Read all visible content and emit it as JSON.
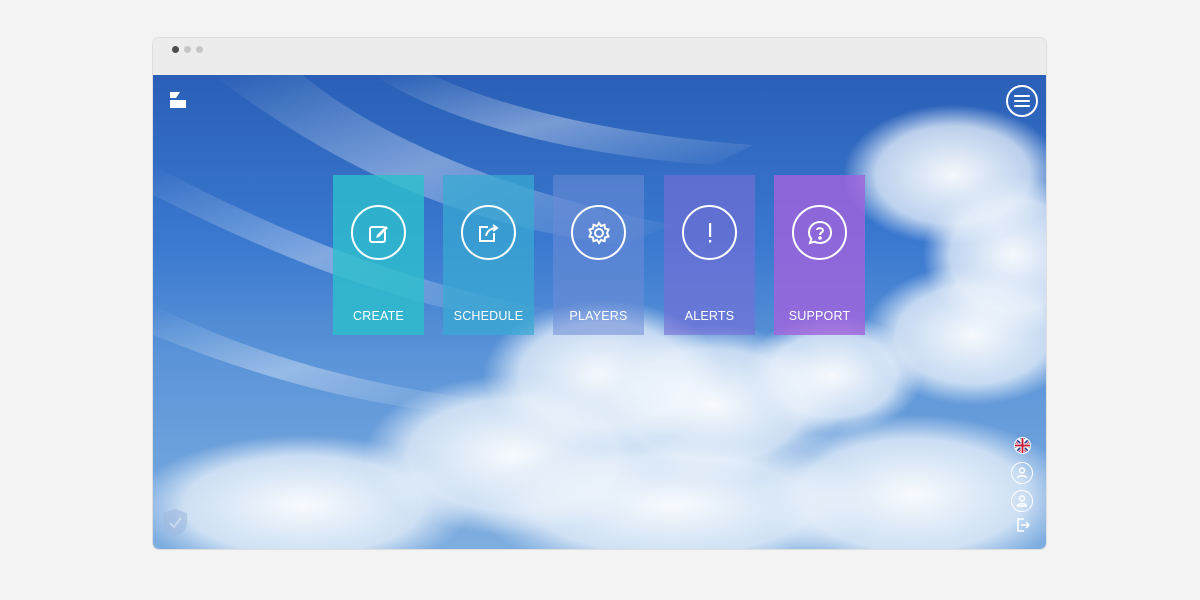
{
  "window": {
    "dots": [
      "close",
      "minimize",
      "maximize"
    ]
  },
  "header": {
    "logo_icon": "brand-logo-icon",
    "menu_icon": "hamburger-menu-icon"
  },
  "tiles": [
    {
      "label": "CREATE",
      "icon": "edit-icon",
      "color": "#2dbecd"
    },
    {
      "label": "SCHEDULE",
      "icon": "share-icon",
      "color": "#37aad2"
    },
    {
      "label": "PLAYERS",
      "icon": "gear-icon",
      "color": "#6e8cd7"
    },
    {
      "label": "ALERTS",
      "icon": "exclamation-icon",
      "color": "#786ed7"
    },
    {
      "label": "SUPPORT",
      "icon": "question-bubble-icon",
      "color": "#a064dc"
    }
  ],
  "side_controls": {
    "language_icon": "uk-flag-icon",
    "account_icons": [
      "user-settings-icon",
      "user-icon"
    ],
    "logout_icon": "logout-icon"
  },
  "footer": {
    "security_icon": "shield-check-icon"
  }
}
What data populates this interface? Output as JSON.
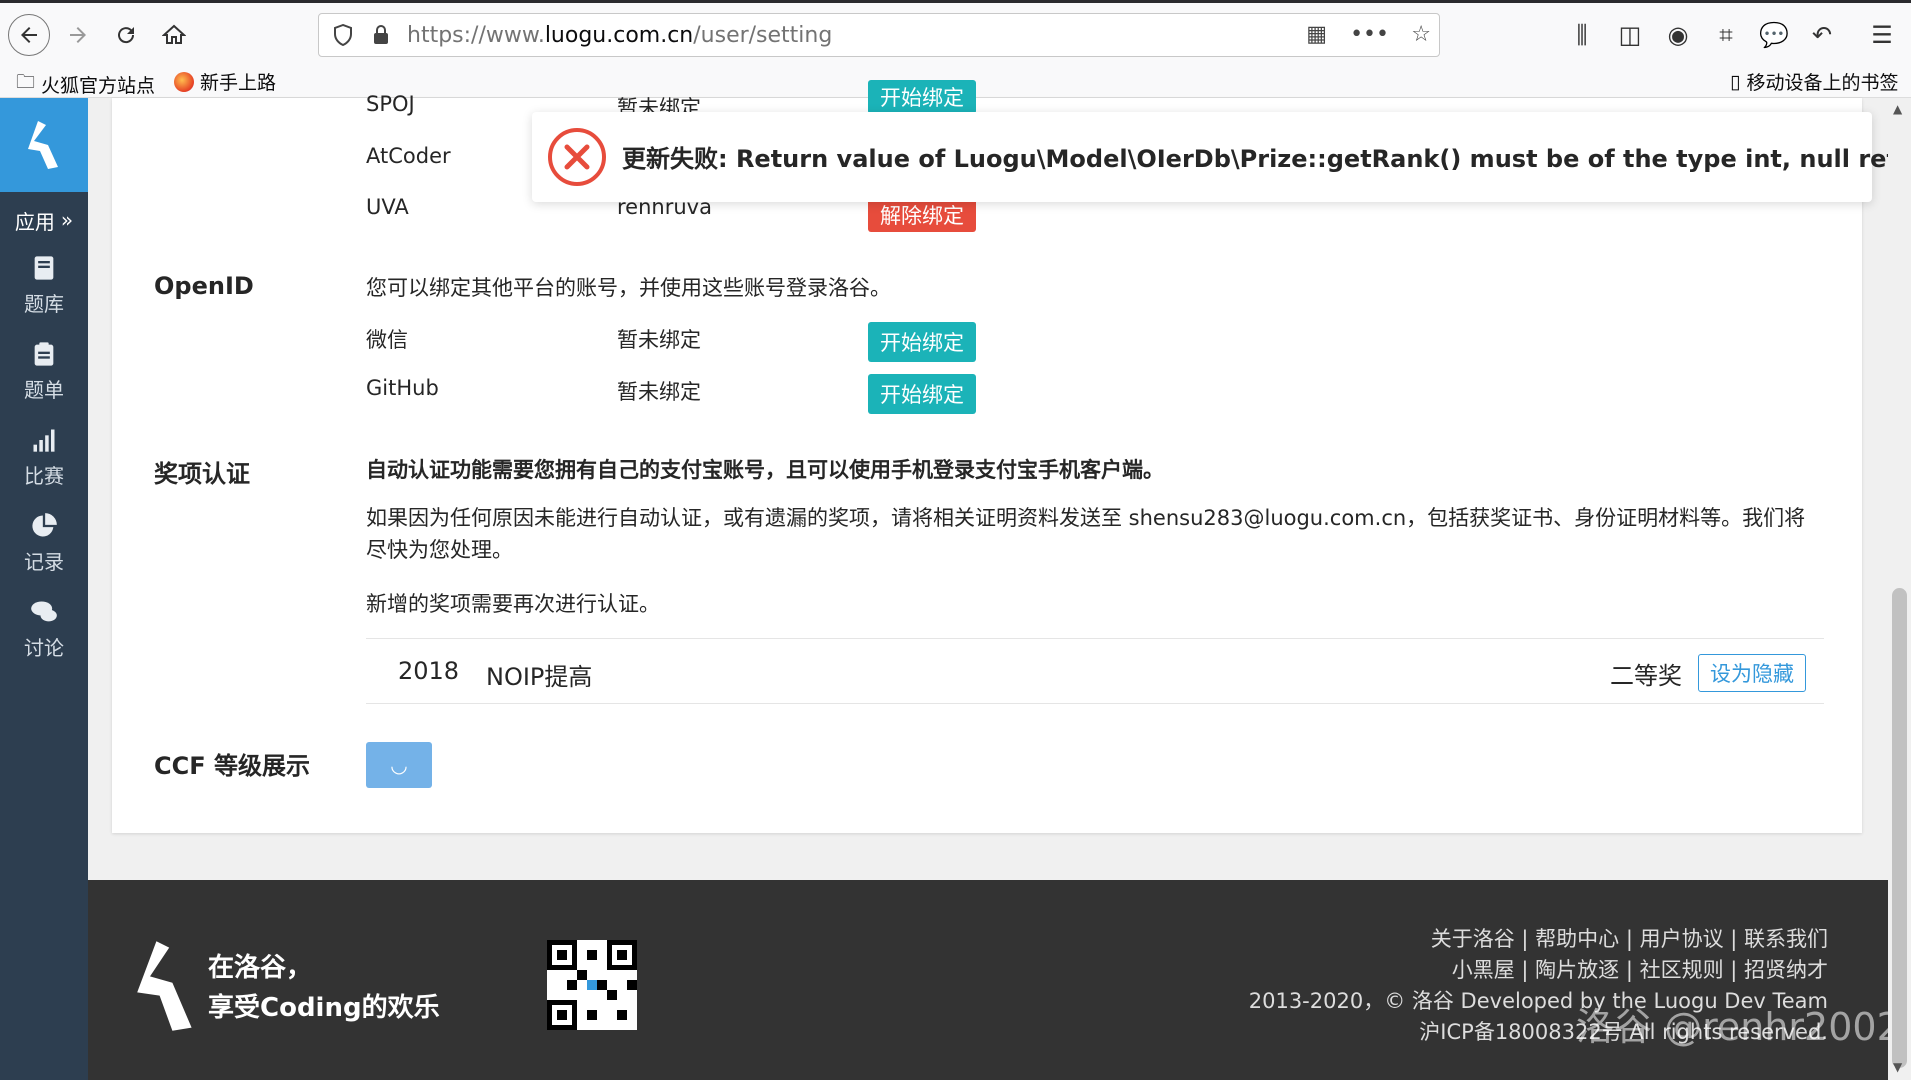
{
  "browser": {
    "url_prefix": "https://www.",
    "url_domain": "luogu.com.cn",
    "url_path": "/user/setting",
    "bookmarks": [
      {
        "label": "火狐官方站点"
      },
      {
        "label": "新手上路"
      }
    ],
    "mobile_bookmarks": "移动设备上的书签"
  },
  "rail": {
    "apps_label": "应用",
    "items": [
      {
        "label": "题库",
        "icon": "book-icon"
      },
      {
        "label": "题单",
        "icon": "clipboard-icon"
      },
      {
        "label": "比赛",
        "icon": "bar-chart-icon"
      },
      {
        "label": "记录",
        "icon": "pie-chart-icon"
      },
      {
        "label": "讨论",
        "icon": "chat-icon"
      }
    ]
  },
  "bindings": {
    "rows": [
      {
        "platform": "SPOJ",
        "status": "暂未绑定",
        "action": "开始绑定"
      },
      {
        "platform": "AtCoder",
        "status": "",
        "action": ""
      },
      {
        "platform": "UVA",
        "status": "renhruva",
        "action": "解除绑定"
      }
    ]
  },
  "openid": {
    "label": "OpenID",
    "desc": "您可以绑定其他平台的账号，并使用这些账号登录洛谷。",
    "rows": [
      {
        "platform": "微信",
        "status": "暂未绑定",
        "action": "开始绑定"
      },
      {
        "platform": "GitHub",
        "status": "暂未绑定",
        "action": "开始绑定"
      }
    ]
  },
  "prize": {
    "label": "奖项认证",
    "bold_desc": "自动认证功能需要您拥有自己的支付宝账号，且可以使用手机登录支付宝手机客户端。",
    "desc": "如果因为任何原因未能进行自动认证，或有遗漏的奖项，请将相关证明资料发送至 shensu283@luogu.com.cn，包括获奖证书、身份证明材料等。我们将尽快为您处理。",
    "note": "新增的奖项需要再次进行认证。",
    "item": {
      "year": "2018",
      "contest": "NOIP提高",
      "award": "二等奖",
      "action": "设为隐藏"
    }
  },
  "ccf": {
    "label": "CCF 等级展示",
    "loading_glyph": "◡"
  },
  "toast": {
    "message": "更新失败: Return value of Luogu\\Model\\OIerDb\\Prize::getRank() must be of the type int, null returned"
  },
  "footer": {
    "slogan_line1": "在洛谷，",
    "slogan_line2": "享受Coding的欢乐",
    "links_line1": "关于洛谷 | 帮助中心 | 用户协议 | 联系我们",
    "links_line2": "小黑屋 | 陶片放逐 | 社区规则 | 招贤纳才",
    "copyright": "2013-2020，© 洛谷 Developed by the Luogu Dev Team",
    "icp": "沪ICP备18008322号 All rights reserved."
  },
  "watermark": "洛谷 @renhr2002",
  "colors": {
    "rail_bg": "#2d3e50",
    "accent_blue": "#3498db",
    "teal_button": "#1bb3b8",
    "red_button": "#e74c3c",
    "error_red": "#e74c3c",
    "footer_bg": "#333333"
  }
}
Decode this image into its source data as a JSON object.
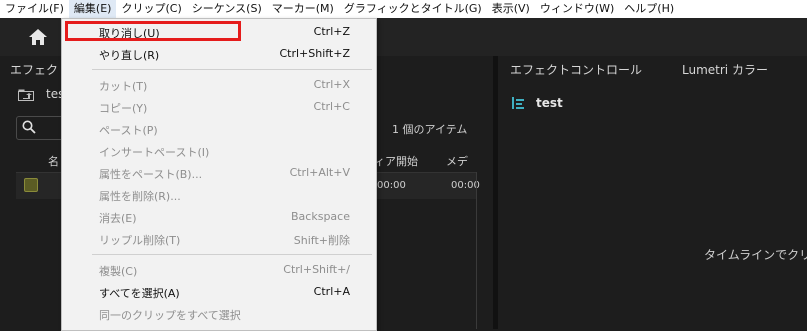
{
  "menubar": {
    "items": [
      {
        "label": "ファイル(F)"
      },
      {
        "label": "編集(E)"
      },
      {
        "label": "クリップ(C)"
      },
      {
        "label": "シーケンス(S)"
      },
      {
        "label": "マーカー(M)"
      },
      {
        "label": "グラフィックとタイトル(G)"
      },
      {
        "label": "表示(V)"
      },
      {
        "label": "ウィンドウ(W)"
      },
      {
        "label": "ヘルプ(H)"
      }
    ]
  },
  "left_panel": {
    "title": "エフェク",
    "project": "tes",
    "item_count": "1 個のアイテム",
    "col_name": "名",
    "col_start": "ィア開始",
    "col_media": "メデ",
    "row_time1": "00:00",
    "row_time2": "00:00"
  },
  "right_panel": {
    "tab_effect_controls": "エフェクトコントロール",
    "tab_lumetri": "Lumetri カラー",
    "sequence_name": "test",
    "message": "タイムラインでクリ"
  },
  "edit_menu": {
    "items": [
      {
        "label": "取り消し(U)",
        "shortcut": "Ctrl+Z"
      },
      {
        "label": "やり直し(R)",
        "shortcut": "Ctrl+Shift+Z"
      },
      {
        "label": "カット(T)",
        "shortcut": "Ctrl+X"
      },
      {
        "label": "コピー(Y)",
        "shortcut": "Ctrl+C"
      },
      {
        "label": "ペースト(P)",
        "shortcut": ""
      },
      {
        "label": "インサートペースト(I)",
        "shortcut": ""
      },
      {
        "label": "属性をペースト(B)...",
        "shortcut": "Ctrl+Alt+V"
      },
      {
        "label": "属性を削除(R)...",
        "shortcut": ""
      },
      {
        "label": "消去(E)",
        "shortcut": "Backspace"
      },
      {
        "label": "リップル削除(T)",
        "shortcut": "Shift+削除"
      },
      {
        "label": "複製(C)",
        "shortcut": "Ctrl+Shift+/"
      },
      {
        "label": "すべてを選択(A)",
        "shortcut": "Ctrl+A"
      },
      {
        "label": "同一のクリップをすべて選択",
        "shortcut": ""
      }
    ]
  },
  "colors": {
    "highlight": "#e51c1c",
    "background": "#1d1d1d",
    "menu_bg": "#f2f2f2",
    "disabled_text": "#8e8e8e"
  }
}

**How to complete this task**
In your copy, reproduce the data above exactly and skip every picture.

**Solved problem**
Read all visible content and emit it as JSON.
{
  "window": {
    "dots": [
      "close",
      "minimize",
      "maximize"
    ]
  },
  "header": {
    "logo_icon": "brand-logo-icon",
    "menu_icon": "hamburger-menu-icon"
  },
  "tiles": [
    {
      "label": "CREATE",
      "icon": "edit-icon",
      "color": "#2dbecd"
    },
    {
      "label": "SCHEDULE",
      "icon": "share-icon",
      "color": "#37aad2"
    },
    {
      "label": "PLAYERS",
      "icon": "gear-icon",
      "color": "#6e8cd7"
    },
    {
      "label": "ALERTS",
      "icon": "exclamation-icon",
      "color": "#786ed7"
    },
    {
      "label": "SUPPORT",
      "icon": "question-bubble-icon",
      "color": "#a064dc"
    }
  ],
  "side_controls": {
    "language_icon": "uk-flag-icon",
    "account_icons": [
      "user-settings-icon",
      "user-icon"
    ],
    "logout_icon": "logout-icon"
  },
  "footer": {
    "security_icon": "shield-check-icon"
  }
}
What data populates this interface? Output as JSON.
{
  "browser": {
    "url_prefix": "https://www.",
    "url_domain": "luogu.com.cn",
    "url_path": "/user/setting",
    "bookmarks": [
      {
        "label": "火狐官方站点"
      },
      {
        "label": "新手上路"
      }
    ],
    "mobile_bookmarks": "移动设备上的书签"
  },
  "rail": {
    "apps_label": "应用",
    "items": [
      {
        "label": "题库",
        "icon": "book-icon"
      },
      {
        "label": "题单",
        "icon": "clipboard-icon"
      },
      {
        "label": "比赛",
        "icon": "bar-chart-icon"
      },
      {
        "label": "记录",
        "icon": "pie-chart-icon"
      },
      {
        "label": "讨论",
        "icon": "chat-icon"
      }
    ]
  },
  "bindings": {
    "rows": [
      {
        "platform": "SPOJ",
        "status": "暂未绑定",
        "action": "开始绑定"
      },
      {
        "platform": "AtCoder",
        "status": "",
        "action": ""
      },
      {
        "platform": "UVA",
        "status": "renhruva",
        "action": "解除绑定"
      }
    ]
  },
  "openid": {
    "label": "OpenID",
    "desc": "您可以绑定其他平台的账号，并使用这些账号登录洛谷。",
    "rows": [
      {
        "platform": "微信",
        "status": "暂未绑定",
        "action": "开始绑定"
      },
      {
        "platform": "GitHub",
        "status": "暂未绑定",
        "action": "开始绑定"
      }
    ]
  },
  "prize": {
    "label": "奖项认证",
    "bold_desc": "自动认证功能需要您拥有自己的支付宝账号，且可以使用手机登录支付宝手机客户端。",
    "desc": "如果因为任何原因未能进行自动认证，或有遗漏的奖项，请将相关证明资料发送至 shensu283@luogu.com.cn，包括获奖证书、身份证明材料等。我们将尽快为您处理。",
    "note": "新增的奖项需要再次进行认证。",
    "item": {
      "year": "2018",
      "contest": "NOIP提高",
      "award": "二等奖",
      "action": "设为隐藏"
    }
  },
  "ccf": {
    "label": "CCF 等级展示",
    "loading_glyph": "◡"
  },
  "toast": {
    "message": "更新失败: Return value of Luogu\\Model\\OIerDb\\Prize::getRank() must be of the type int, null returned"
  },
  "footer": {
    "slogan_line1": "在洛谷，",
    "slogan_line2": "享受Coding的欢乐",
    "links_line1": "关于洛谷 | 帮助中心 | 用户协议 | 联系我们",
    "links_line2": "小黑屋 | 陶片放逐 | 社区规则 | 招贤纳才",
    "copyright": "2013-2020，© 洛谷 Developed by the Luogu Dev Team",
    "icp": "沪ICP备18008322号 All rights reserved."
  },
  "watermark": "洛谷 @renhr2002",
  "colors": {
    "rail_bg": "#2d3e50",
    "accent_blue": "#3498db",
    "teal_button": "#1bb3b8",
    "red_button": "#e74c3c",
    "error_red": "#e74c3c",
    "footer_bg": "#333333"
  }
}
Decode this image into its source data as a JSON object.
{
  "menubar": {
    "items": [
      {
        "label": "ファイル(F)"
      },
      {
        "label": "編集(E)"
      },
      {
        "label": "クリップ(C)"
      },
      {
        "label": "シーケンス(S)"
      },
      {
        "label": "マーカー(M)"
      },
      {
        "label": "グラフィックとタイトル(G)"
      },
      {
        "label": "表示(V)"
      },
      {
        "label": "ウィンドウ(W)"
      },
      {
        "label": "ヘルプ(H)"
      }
    ]
  },
  "left_panel": {
    "title": "エフェク",
    "project": "tes",
    "item_count": "1 個のアイテム",
    "col_name": "名",
    "col_start": "ィア開始",
    "col_media": "メデ",
    "row_time1": "00:00",
    "row_time2": "00:00"
  },
  "right_panel": {
    "tab_effect_controls": "エフェクトコントロール",
    "tab_lumetri": "Lumetri カラー",
    "sequence_name": "test",
    "message": "タイムラインでクリ"
  },
  "edit_menu": {
    "items": [
      {
        "label": "取り消し(U)",
        "shortcut": "Ctrl+Z"
      },
      {
        "label": "やり直し(R)",
        "shortcut": "Ctrl+Shift+Z"
      },
      {
        "label": "カット(T)",
        "shortcut": "Ctrl+X"
      },
      {
        "label": "コピー(Y)",
        "shortcut": "Ctrl+C"
      },
      {
        "label": "ペースト(P)",
        "shortcut": ""
      },
      {
        "label": "インサートペースト(I)",
        "shortcut": ""
      },
      {
        "label": "属性をペースト(B)...",
        "shortcut": "Ctrl+Alt+V"
      },
      {
        "label": "属性を削除(R)...",
        "shortcut": ""
      },
      {
        "label": "消去(E)",
        "shortcut": "Backspace"
      },
      {
        "label": "リップル削除(T)",
        "shortcut": "Shift+削除"
      },
      {
        "label": "複製(C)",
        "shortcut": "Ctrl+Shift+/"
      },
      {
        "label": "すべてを選択(A)",
        "shortcut": "Ctrl+A"
      },
      {
        "label": "同一のクリップをすべて選択",
        "shortcut": ""
      }
    ]
  },
  "colors": {
    "highlight": "#e51c1c",
    "background": "#1d1d1d",
    "menu_bg": "#f2f2f2",
    "disabled_text": "#8e8e8e"
  }
}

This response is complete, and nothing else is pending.